Road Haulage Group ABF Freight System Continues to Negotiate Union Deal

Accord with Teamsters Inches Closer but Spectre of YRC Case Hangs Over Talks
Shipping News Feature

US – It seems peace may be breaking out in the previously acrimonious relationship between North American trucking group ABF Freight System and the unions. Readers of previous stories will know of the accusations levied in Court by ABF, the largest subsidiary of Arkansas Best Corporation, against direct competitors YRC and the International Brotherhood of Teamsters, stating that by deviating from the nationally agreed pay deal and arranging terms more favourable to YRC than to other road haulage groups the pair had effectively colluded and priced ABF out of the market.

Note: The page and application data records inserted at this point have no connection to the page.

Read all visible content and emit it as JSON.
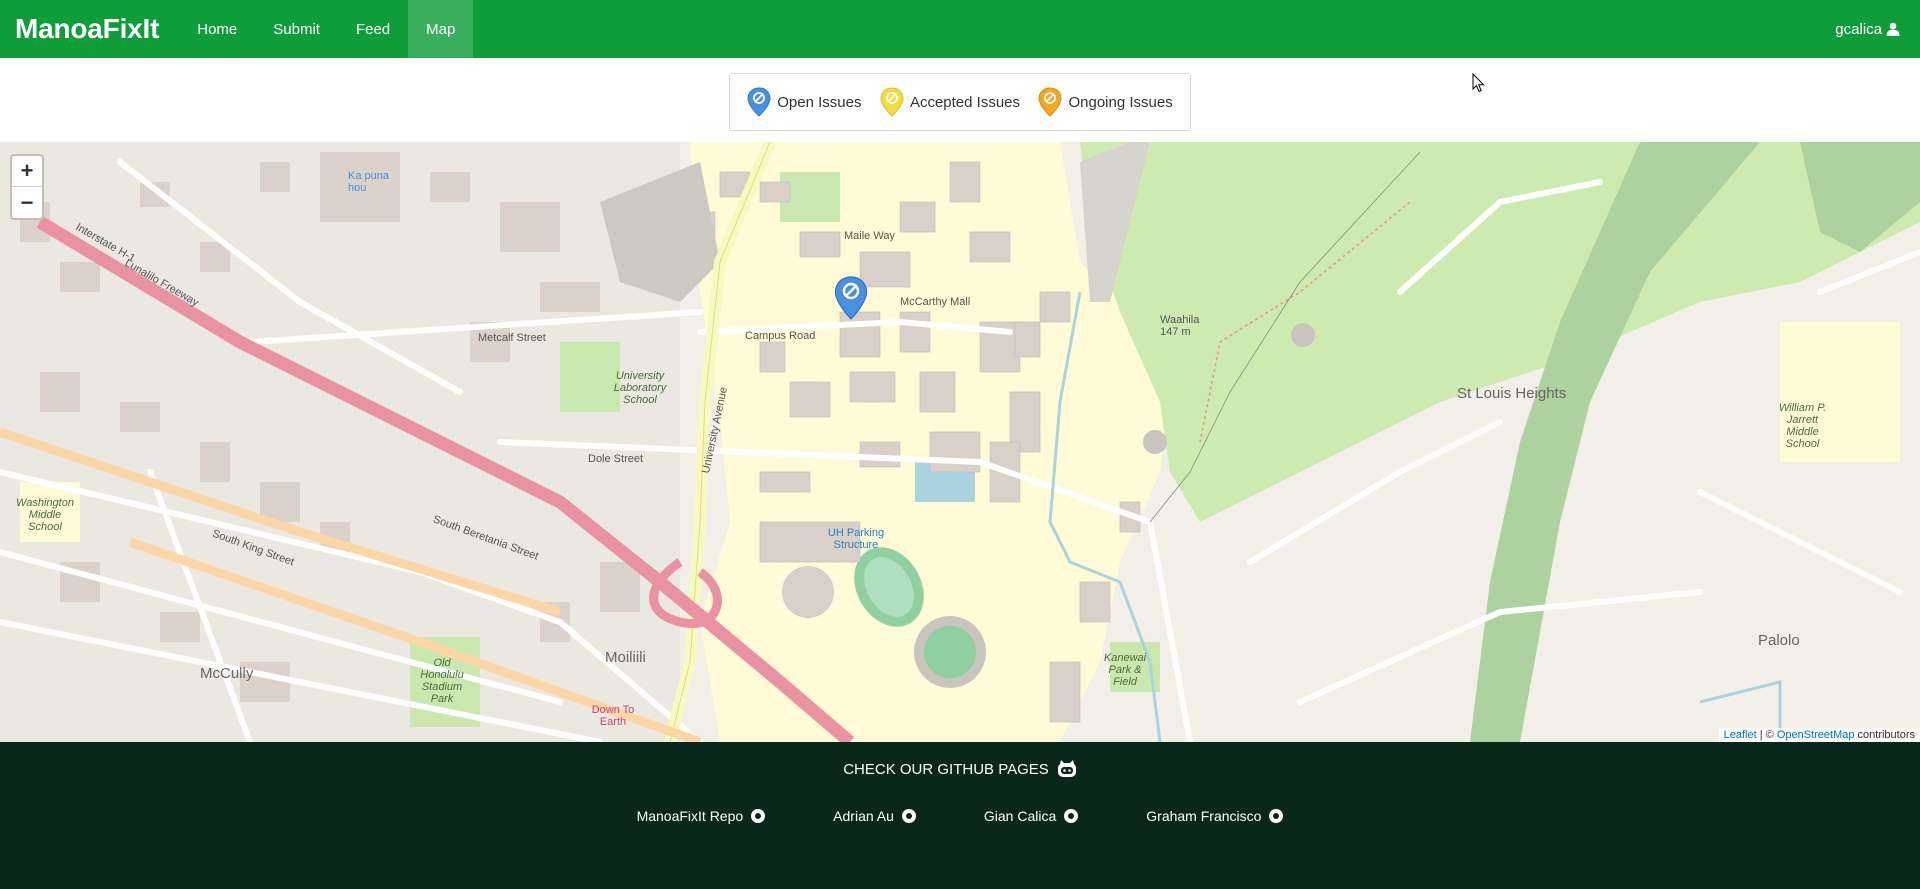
{
  "navbar": {
    "brand": "ManoaFixIt",
    "items": [
      {
        "label": "Home"
      },
      {
        "label": "Submit"
      },
      {
        "label": "Feed"
      },
      {
        "label": "Map"
      }
    ],
    "active": "Map",
    "user": "gcalica",
    "user_icon": "user-icon",
    "color": "#0f9d3a"
  },
  "legend": {
    "items": [
      {
        "label": "Open Issues",
        "icon": "blue-pin-icon",
        "color": "#4a90e2"
      },
      {
        "label": "Accepted Issues",
        "icon": "yellow-pin-icon",
        "color": "#f1dd3f"
      },
      {
        "label": "Ongoing Issues",
        "icon": "orange-pin-icon",
        "color": "#f5a623"
      }
    ]
  },
  "map": {
    "zoom_in": "+",
    "zoom_out": "−",
    "labels": {
      "st_louis_heights": "St Louis Heights",
      "palolo": "Palolo",
      "mccully": "McCully",
      "moiliili": "Moiliili",
      "university_lab_school": "University Laboratory School",
      "uh_parking": "UH Parking Structure",
      "waahila": "Waahila 147 m",
      "washington_middle": "Washington Middle School",
      "old_honolulu_stadium": "Old Honolulu Stadium Park",
      "kanewai": "Kanewai Park & Field",
      "jarrett": "William P. Jarrett Middle School",
      "down_to_earth": "Down To Earth",
      "campus_road": "Campus Road",
      "dole_street": "Dole Street",
      "university_avenue": "University Avenue",
      "lunalilo_freeway": "Lunalilo Freeway",
      "interstate": "Interstate H-1",
      "metcalf": "Metcalf Street",
      "mccarthy_mall": "McCarthy Mall",
      "maile_way": "Maile Way",
      "south_king": "South King Street",
      "south_beretania": "South Beretania Street",
      "kapiolani": "Ka puna hou"
    },
    "attribution": {
      "leaflet": "Leaflet",
      "sep": " | © ",
      "osm": "OpenStreetMap",
      "suffix": " contributors"
    },
    "marker_icon": "open-issue-marker-icon"
  },
  "footer": {
    "title": "CHECK OUR GITHUB PAGES",
    "title_icon": "github-octocat-icon",
    "links": [
      {
        "label": "ManoaFixIt Repo"
      },
      {
        "label": "Adrian Au"
      },
      {
        "label": "Gian Calica"
      },
      {
        "label": "Graham Francisco"
      }
    ],
    "color": "#09281b"
  }
}
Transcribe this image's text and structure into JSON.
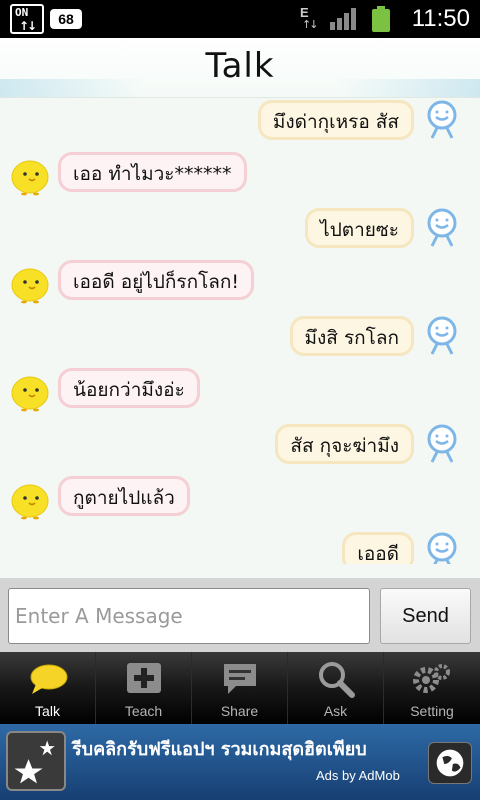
{
  "status_bar": {
    "data_indicator": "ON",
    "notification_count": "68",
    "network_type": "E",
    "time": "11:50"
  },
  "header": {
    "title": "Talk"
  },
  "messages": [
    {
      "from": "user",
      "text": "มึงด่ากุเหรอ สัส"
    },
    {
      "from": "bot",
      "text": "เออ ทำไมวะ******"
    },
    {
      "from": "user",
      "text": "ไปตายซะ"
    },
    {
      "from": "bot",
      "text": "เออดี อยู่ไปก็รกโลก!"
    },
    {
      "from": "user",
      "text": "มึงสิ รกโลก"
    },
    {
      "from": "bot",
      "text": "น้อยกว่ามึงอ่ะ"
    },
    {
      "from": "user",
      "text": "สัส กุจะฆ่ามึง"
    },
    {
      "from": "bot",
      "text": "กูตายไปแล้ว"
    },
    {
      "from": "user",
      "text": "เออดี"
    }
  ],
  "composer": {
    "placeholder": "Enter A Message",
    "send_label": "Send"
  },
  "tabs": [
    {
      "label": "Talk",
      "icon": "speech-bubble-icon",
      "active": true
    },
    {
      "label": "Teach",
      "icon": "plus-box-icon"
    },
    {
      "label": "Share",
      "icon": "chat-share-icon"
    },
    {
      "label": "Ask",
      "icon": "magnifier-icon"
    },
    {
      "label": "Setting",
      "icon": "gears-icon"
    }
  ],
  "ad": {
    "text": "รีบคลิกรับฟรีแอปฯ รวมเกมสุดฮิตเพียบ",
    "by": "Ads by AdMob"
  },
  "colors": {
    "user_bubble_bg": "#fdf6e2",
    "user_bubble_border": "#f5e6bf",
    "bot_bubble_bg": "#fdf3f4",
    "bot_bubble_border": "#f4cfd3",
    "bot_avatar": "#f7e026",
    "user_avatar": "#7fb6e8"
  }
}
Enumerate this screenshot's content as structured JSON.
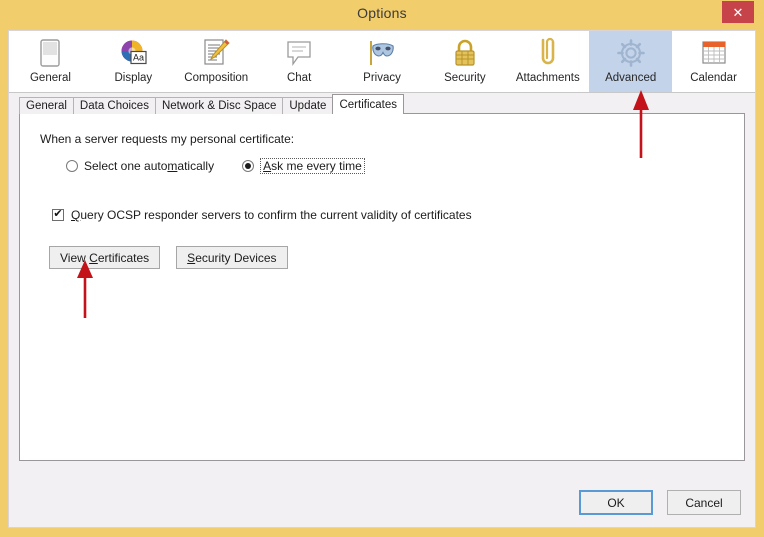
{
  "window": {
    "title": "Options",
    "close_label": "✕",
    "close_icon": "close-icon",
    "titlebar_color": "#f2cd6b",
    "accent_color": "#c7434a"
  },
  "toolbar": {
    "selected": "Advanced",
    "items": [
      {
        "label": "General",
        "icon": "general-icon"
      },
      {
        "label": "Display",
        "icon": "display-icon"
      },
      {
        "label": "Composition",
        "icon": "composition-icon"
      },
      {
        "label": "Chat",
        "icon": "chat-icon"
      },
      {
        "label": "Privacy",
        "icon": "privacy-mask-icon"
      },
      {
        "label": "Security",
        "icon": "security-lock-icon"
      },
      {
        "label": "Attachments",
        "icon": "attachments-paperclip-icon"
      },
      {
        "label": "Advanced",
        "icon": "advanced-gear-icon"
      },
      {
        "label": "Calendar",
        "icon": "calendar-icon"
      }
    ]
  },
  "tabs": {
    "active": "Certificates",
    "items": [
      {
        "label": "General"
      },
      {
        "label": "Data Choices"
      },
      {
        "label": "Network & Disc Space"
      },
      {
        "label": "Update"
      },
      {
        "label": "Certificates"
      }
    ]
  },
  "panel": {
    "prompt": "When a server requests my personal certificate:",
    "radios": [
      {
        "label": "Select one automatically",
        "checked": false,
        "accel": "m",
        "focused": false
      },
      {
        "label": "Ask me every time",
        "checked": true,
        "accel": "A",
        "focused": true
      }
    ],
    "checkbox": {
      "label": "Query OCSP responder servers to confirm the current validity of certificates",
      "checked": true,
      "check_glyph": "✔",
      "accel": "Q"
    },
    "buttons": [
      {
        "label": "View Certificates",
        "accel": "C"
      },
      {
        "label": "Security Devices",
        "accel": "S"
      }
    ]
  },
  "footer": {
    "ok_label": "OK",
    "cancel_label": "Cancel",
    "default_button": "OK",
    "default_border_color": "#5a9ad4"
  },
  "annotations": {
    "arrow_color": "#c4121a",
    "arrows": [
      {
        "name": "arrow-pointing-advanced-tab",
        "target": "Advanced"
      },
      {
        "name": "arrow-pointing-view-certificates",
        "target": "View Certificates"
      }
    ]
  }
}
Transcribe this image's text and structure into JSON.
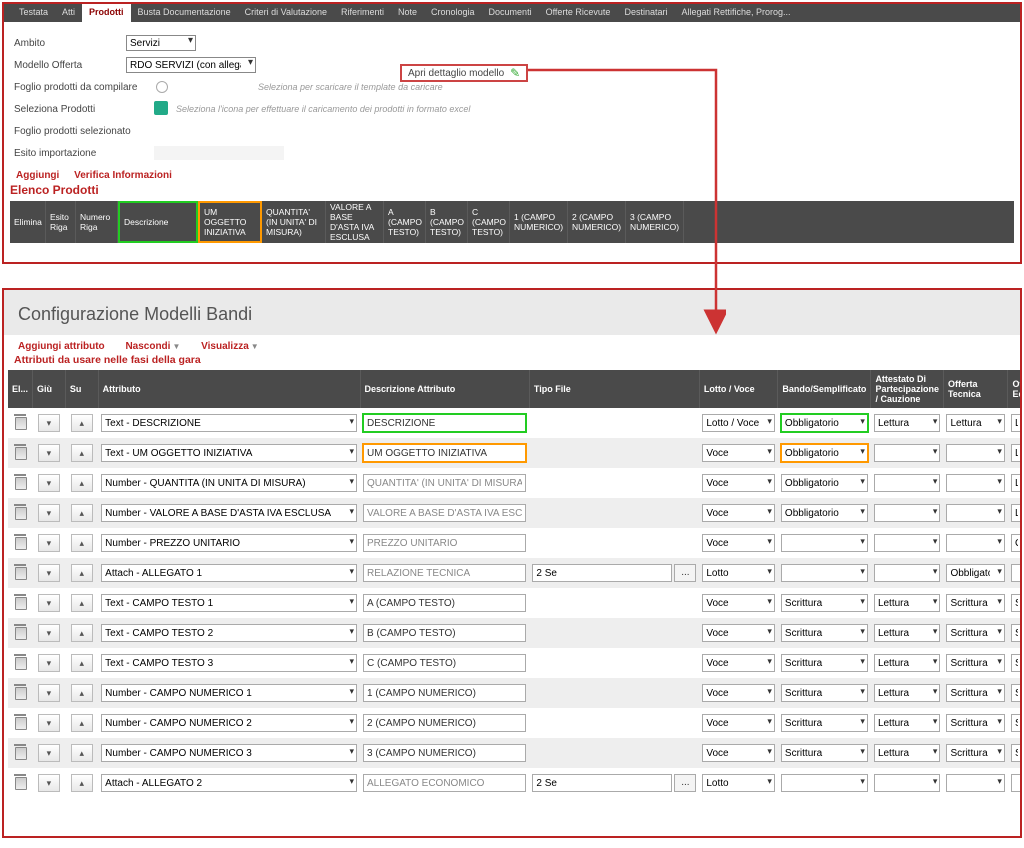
{
  "tabs": [
    "Testata",
    "Atti",
    "Prodotti",
    "Busta Documentazione",
    "Criteri di Valutazione",
    "Riferimenti",
    "Note",
    "Cronologia",
    "Documenti",
    "Offerte Ricevute",
    "Destinatari",
    "Allegati Rettifiche, Prorog..."
  ],
  "activeTabIndex": 2,
  "form": {
    "ambito": {
      "label": "Ambito",
      "value": "Servizi"
    },
    "modello": {
      "label": "Modello Offerta",
      "value": "RDO SERVIZI (con allegato tecnico)"
    },
    "detail_link": "Apri dettaglio modello",
    "foglio_comp": {
      "label": "Foglio prodotti da compilare",
      "hint": "Seleziona per scaricare il template da caricare"
    },
    "seleziona": {
      "label": "Seleziona Prodotti",
      "hint": "Seleziona l'icona per effettuare il caricamento dei prodotti in formato excel"
    },
    "foglio_sel": {
      "label": "Foglio prodotti selezionato"
    },
    "esito": {
      "label": "Esito importazione"
    }
  },
  "actions1": {
    "aggiungi": "Aggiungi",
    "verifica": "Verifica Informazioni"
  },
  "section1": "Elenco Prodotti",
  "grid1_cols": [
    "Elimina",
    "Esito Riga",
    "Numero Riga",
    "Descrizione",
    "UM OGGETTO INIZIATIVA",
    "QUANTITA' (IN UNITA' DI MISURA)",
    "VALORE A BASE D'ASTA IVA ESCLUSA",
    "A (CAMPO TESTO)",
    "B (CAMPO TESTO)",
    "C (CAMPO TESTO)",
    "1 (CAMPO NUMERICO)",
    "2 (CAMPO NUMERICO)",
    "3 (CAMPO NUMERICO)"
  ],
  "p2_title": "Configurazione Modelli Bandi",
  "p2_actions": {
    "aggiungi": "Aggiungi attributo",
    "nascondi": "Nascondi",
    "visualizza": "Visualizza"
  },
  "p2_sub": "Attributi da usare nelle fasi della gara",
  "p2_cols": {
    "el": "El...",
    "giu": "Giù",
    "su": "Su",
    "attr": "Attributo",
    "desc": "Descrizione Attributo",
    "tipo": "Tipo File",
    "lv": "Lotto / Voce",
    "bs": "Bando/Semplificato",
    "att": "Attestato Di Partecipazione / Cauzione",
    "ot": "Offerta Tecnica",
    "oe": "Off Eco"
  },
  "rows": [
    {
      "attr": "Text - DESCRIZIONE",
      "desc": "DESCRIZIONE",
      "lv": "Lotto / Voce",
      "bs": "Obbligatorio",
      "att": "Lettura",
      "ot": "Lettura",
      "oe": "Let",
      "hl": "green",
      "descHl": "green"
    },
    {
      "attr": "Text - UM OGGETTO INIZIATIVA",
      "desc": "UM OGGETTO INIZIATIVA",
      "lv": "Voce",
      "bs": "Obbligatorio",
      "att": "",
      "ot": "",
      "oe": "Let",
      "hl": "orange",
      "descHl": "orange"
    },
    {
      "attr": "Number - QUANTITA (IN UNITÀ DI MISURA)",
      "desc": "QUANTITA' (IN UNITA' DI MISURA)",
      "descRo": true,
      "lv": "Voce",
      "bs": "Obbligatorio",
      "att": "",
      "ot": "",
      "oe": "Let"
    },
    {
      "attr": "Number - VALORE A BASE D'ASTA IVA ESCLUSA",
      "desc": "VALORE A BASE D'ASTA IVA ESCLUSA",
      "descRo": true,
      "lv": "Voce",
      "bs": "Obbligatorio",
      "att": "",
      "ot": "",
      "oe": "Let"
    },
    {
      "attr": "Number - PREZZO UNITARIO",
      "desc": "PREZZO UNITARIO",
      "descRo": true,
      "lv": "Voce",
      "bs": "",
      "att": "",
      "ot": "",
      "oe": "Ob"
    },
    {
      "attr": "Attach - ALLEGATO 1",
      "desc": "RELAZIONE TECNICA",
      "descRo": true,
      "tipo": "2 Se",
      "lv": "Lotto",
      "bs": "",
      "att": "",
      "ot": "Obbligatorio",
      "oe": ""
    },
    {
      "attr": "Text - CAMPO TESTO 1",
      "desc": "A (CAMPO TESTO)",
      "lv": "Voce",
      "bs": "Scrittura",
      "att": "Lettura",
      "ot": "Scrittura",
      "oe": "Scr"
    },
    {
      "attr": "Text - CAMPO TESTO 2",
      "desc": "B (CAMPO TESTO)",
      "lv": "Voce",
      "bs": "Scrittura",
      "att": "Lettura",
      "ot": "Scrittura",
      "oe": "Scr"
    },
    {
      "attr": "Text - CAMPO TESTO 3",
      "desc": "C (CAMPO TESTO)",
      "lv": "Voce",
      "bs": "Scrittura",
      "att": "Lettura",
      "ot": "Scrittura",
      "oe": "Scr"
    },
    {
      "attr": "Number - CAMPO NUMERICO 1",
      "desc": "1 (CAMPO NUMERICO)",
      "lv": "Voce",
      "bs": "Scrittura",
      "att": "Lettura",
      "ot": "Scrittura",
      "oe": "Scr"
    },
    {
      "attr": "Number - CAMPO NUMERICO 2",
      "desc": "2 (CAMPO NUMERICO)",
      "lv": "Voce",
      "bs": "Scrittura",
      "att": "Lettura",
      "ot": "Scrittura",
      "oe": "Scr"
    },
    {
      "attr": "Number - CAMPO NUMERICO 3",
      "desc": "3 (CAMPO NUMERICO)",
      "lv": "Voce",
      "bs": "Scrittura",
      "att": "Lettura",
      "ot": "Scrittura",
      "oe": "Scr"
    },
    {
      "attr": "Attach - ALLEGATO 2",
      "desc": "ALLEGATO ECONOMICO",
      "descRo": true,
      "tipo": "2 Se",
      "lv": "Lotto",
      "bs": "",
      "att": "",
      "ot": "",
      "oe": ""
    }
  ]
}
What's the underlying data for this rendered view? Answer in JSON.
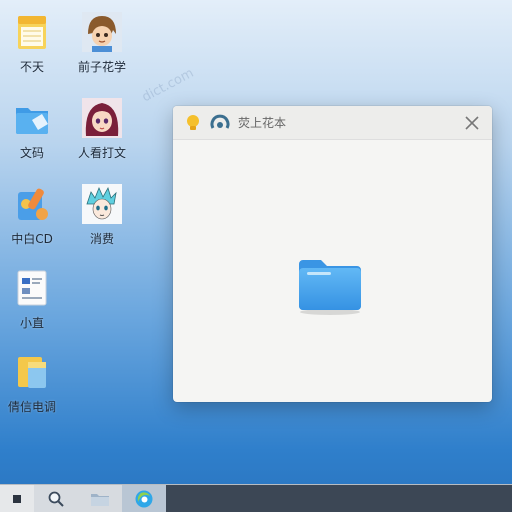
{
  "desktop": {
    "icons": [
      {
        "label": "不天",
        "icon": "notepad-icon"
      },
      {
        "label": "文码",
        "icon": "folder-icon"
      },
      {
        "label": "中白CD",
        "icon": "paint-tools-icon"
      },
      {
        "label": "小直",
        "icon": "document-icon"
      },
      {
        "label": "倩信电调",
        "icon": "folder-yellow-icon"
      },
      {
        "label": "前子花学",
        "icon": "anime-boy-avatar-icon"
      },
      {
        "label": "人看打文",
        "icon": "anime-girl-avatar-icon"
      },
      {
        "label": "消费",
        "icon": "anime-character-avatar-icon"
      }
    ]
  },
  "window": {
    "title": "荧上花本",
    "close_icon": "close-icon"
  },
  "watermarks": [
    "dict.com",
    "dict.com",
    "dict.com"
  ],
  "taskbar": {
    "items": [
      "start-icon",
      "search-icon",
      "file-explorer-icon",
      "browser-icon"
    ]
  },
  "colors": {
    "folder_blue": "#4aa3ea",
    "accent": "#2f7fcb"
  }
}
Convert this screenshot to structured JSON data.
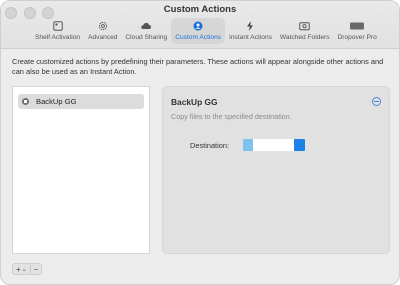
{
  "window": {
    "title": "Custom Actions"
  },
  "tabs": [
    {
      "label": "Shelf Activation",
      "icon": "shelf-icon"
    },
    {
      "label": "Advanced",
      "icon": "gear-icon"
    },
    {
      "label": "Cloud Sharing",
      "icon": "cloud-icon"
    },
    {
      "label": "Custom Actions",
      "icon": "person-icon",
      "active": true
    },
    {
      "label": "Instant Actions",
      "icon": "bolt-icon"
    },
    {
      "label": "Watched Folders",
      "icon": "photo-folder-icon"
    },
    {
      "label": "Dropover Pro",
      "icon": "pro-badge-icon",
      "badge": "PRO"
    }
  ],
  "description": "Create customized actions by predefining their parameters. These actions will appear alongside other actions and can also be used as an Instant Action.",
  "actions_list": {
    "items": [
      {
        "label": "BackUp GG",
        "selected": true
      }
    ]
  },
  "detail": {
    "title": "BackUp GG",
    "subtitle": "Copy files to the specified destination.",
    "destination_label": "Destination:"
  },
  "bottom_controls": {
    "add_label": "+",
    "dropdown_label": "⌄",
    "remove_label": "−"
  },
  "colors": {
    "accent": "#1c6fd6",
    "destination_left": "#7cc4ef",
    "destination_right": "#1d82e8"
  }
}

Negotiations between ABF and the Teamsters were held by the company as an issue completely separate from the long legal wrangle but it seems that an ‘overwhelming’ vote by union employees covered by the Central Region Local Cartage supplement to the ABF National Master Freight Agreement not to strike has soften the atmosphere somewhat. A company statement says:

“Next steps toward finalisation of the national agreement will be determined shortly. The five-year ABF NMFA is the first such agreement that the company has negotiated on its own behalf. A majority of Teamster employees ratified the national agreement in June, and 26 of 27 supplements were ratified by mid-October.

“After receiving the company’s last, best and final offer on their supplement, Central Region Local Cartage employees received strike authorisation ballots in early October. Turnout was strong, with 77 percent of eligible voters casting a ballot.

“ABF wishes to thank our customers for their patience and commitment to ABF during this long and complicated process, as many people on both sides of the table worked to ensure a stronger future for our company and our employees in a very competitive marketplace. The company also recognises and appreciates the sacrifices from our union and our non-union employees to put ABF on a better path to sustained profitability for years to come.”

Now, in the light of this latest agreement, it only remains to be seen if ABF feels that the losses it has incurred since the deal between YRC and the unions went some way to keep the Kansas company viable, is worth pursuing further down the legal route.